The present invention provides for efficient channel switching and good radio resource utilization of particularly a UNRS system, but also applies to other systems using packet services such as GPRS, enabling reliable predictions of future bandwidth needs of connections close to radio resource management, generally located in RNC.
A particular advantage is achieved if a connection such as, a TCP-connection is split into sub-connections, acknowledging correctly received data packets, for an individual sub-connection, thereby reducing round-trip time latency and jitter.
Buffered data can be made further use of to predict the need for channel resources to transmit the data packets of the objects. Thereby, reliability and timeliness of radio resource control, based upon data from
In the fourth embodiment of
The invention does not require separate application protocol acknowledgements by sniffer, interfering layer 3 semantics or breaking an end-to-end link. Thereby, the sniffer can be made more or less insensitive to e.g. associated problems related to handover of buffer content.
Irrespective of whether or not data is acknowledged by
A data receiver
Also requests for data in uplink direction and their responses in downlink direction can be analyzed by a sniffer associated with a User Equipment, if appropriate.
Data requests or data responses passed through the sniffer are analyzed for size of data objects. Data on object sizes and optionally further measurements or prediction data
Of course, various combinations of sniffing entities
Preferably, all retransmission entities, interconnecting networks or channels of different characteristics, e.g. RNCs in UMTS, operate according to the invention for outstanding performance. However, the invention can also be used in systems also including retransmission. entities, such as RNCs, not operating according to the invention.
A person skilled in the art readily understands that the receiver and transmitter properties of a BS or a UE are general in nature. The use of concepts such as BS, UE or RNC within this patent application is not intended to limit the invention only to devices associated with these acronyms. It concerns all devices operating correspondingly, or being obvious to adapt thereto by a person skilled in the art, in relation to the invention. As an explicit nonexclusive example the invention relates to mobile stations without a subscriber identity module, SIM, as well as user equipment including one or more SIMs. Further, protocols and layers are referred to in close relation with UMTS and Internet terminology. However, this does not exclude applicability of the invention in other systems with other protocols and layers of similar functionality.

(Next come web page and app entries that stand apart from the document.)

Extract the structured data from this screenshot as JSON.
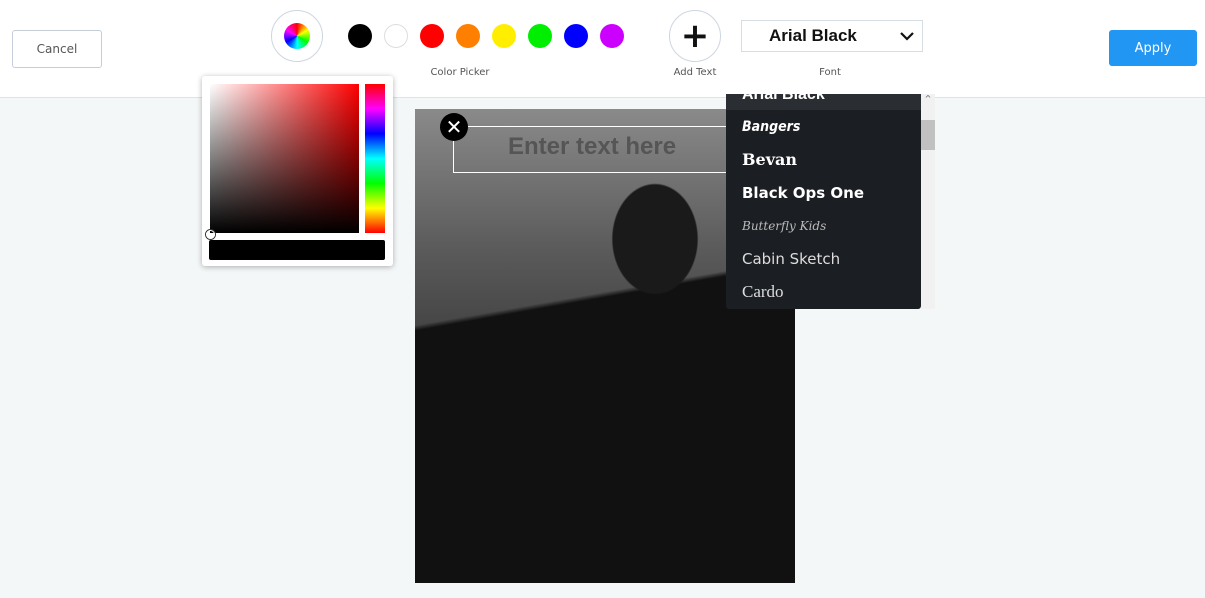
{
  "toolbar": {
    "cancel": "Cancel",
    "apply": "Apply",
    "color_picker_label": "Color Picker",
    "add_text_label": "Add Text",
    "add_text_icon": "+",
    "font_label": "Font",
    "font_value": "Arial Black"
  },
  "swatches": [
    "#000000",
    "#ffffff",
    "#ff0000",
    "#ff8000",
    "#ffee00",
    "#00ee00",
    "#0000ff",
    "#cc00ff"
  ],
  "canvas": {
    "placeholder": "Enter text here",
    "close_icon": "✕"
  },
  "font_options": [
    "Arial Black",
    "Bangers",
    "Bevan",
    "Black Ops One",
    "Butterfly Kids",
    "Cabin Sketch",
    "Cardo"
  ],
  "picker": {
    "current_color": "#000000",
    "hue": "#ff0000"
  }
}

The invention is not intended to be limited only to the embodiments described in detail above. Changes and modifications may be made without departing from the invention. It covers all modifications within the scope of the following claims.